Harry's gang: Removing politics is the only Supreme Court reform needed
April 16, 2021
There's been talk of making major changes to the Supreme Court, and that makes me nervous.
Politics can be a dirty game, and it often attracts dirty players. For example, after the last president won the Electoral College even though his opponent won 3 million more popular votes, many people wanted to abolish the Electoral College, or reform the election process in some way to prevent that from happening again. Politicians, usually very partisan politicians, seized on that sentiment to make all sorts of bizarre election reforms, from suggesting that a state's electoral votes go to the nationwide winner of the popular vote, to abolishing the Electoral College altogether.
More recently, gerrymandering and cries of election fraud have given the hyper-partisans a chance to enact voter reform laws that actually are designed to keep the people in power in power, not to ensure safe and secure elections. Even the argument in the United States Senate on the filibuster is centered around the power of political control, rather than a real problem with Senate procedure.
I think such pandering is bad for the country. If one political party is strongly in favor of a change in our legal procedures and the other party is universally opposed, you can safely bet that the measure is not likely to be in the country's best interest.
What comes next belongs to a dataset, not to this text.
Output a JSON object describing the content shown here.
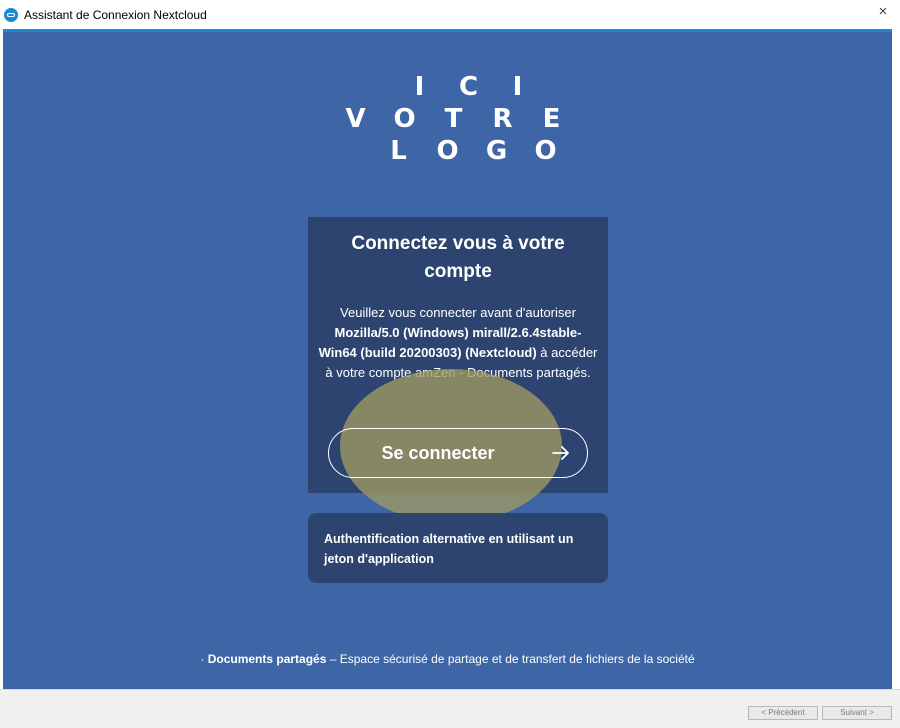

The Democrats do this, too, but the best example I have involves the Republicans - it's wrong to appoint a Supreme Court justice in an election year, but only if the president is a Democrat. If the president is a Republican, it's OK to appoint a new justice a week before the election. Of course, both positions can't be right. But that's politics.
In response to the last president's Supreme Court picks, there's been talk by the hyper-partisans to expand the Supreme Court, so the liberals can install a majority. The current administration has even appointed an all-star commission to study Supreme Court reform, including an expansion of the Court to 11 or even 13 members.
Like many bad ideas, on the surface, this one makes some sense. The nine justices now on the court equals the number of appellate courts at the time, but now there are 13 appellate districts. So, it makes sense to appoint one justice for each lesser court. Also, in the old days, being "appointed for life" meant that one served until retiring, not until one died. Over time, justices have stayed on the bench far, far longer than they should, and now an appointment to the Supreme Court is a life sentence. It shouldn't be that way.
Apparently, the commission that will study the issue is filled with legal scholars and legal experts, so it doesn't appear partisan. That's a good sign, but I am still bothered by the fact that the issue didn't arise because everyone agreed that the Supreme Court needs reform. It was raised because the Democrats are ticked that the Republicans outsmarted them and got a conservative majority on the Court. Having nine justices has served our country well for many years, providing a nice, constitutional balance to the legislative branch and the executive branch. It shouldn't be stacked, by either party.
If those last two branches of government would only quit politicizing the Supreme Court, having a panel of nine justices is just fine. If the commission comes up with any solid recommendations, I hope they suggest a way to keep the appointments (done by the executive branch) and confirmation process (done by the Senate) less pro-political- party and more pro-America. That would be the best result. We should nominate and confirm the best jurists, not the most conservative or liberal. I'd also like to see justices retiring when they become ineffective, not serving until they die.
I need to apologize to my sister Zora over last week's "Harry's Gang" on sexism. Contrary to what I wrote, Zora immediately identified my comments as sexist. I misremembered the conversation. Zora, like the attorney in my story, has been a female all her life and is much better at identifying sexism than I am, so I should have deferred to her opinion immediately.
Pete Radosevich is the publisher of the Pine Knot News community newspaper and an attorney in Esko who hosts the cable access talk show Harry's Gang on CAT-7. His opinions are his own. Contact him at [email protected] KnotNews.com.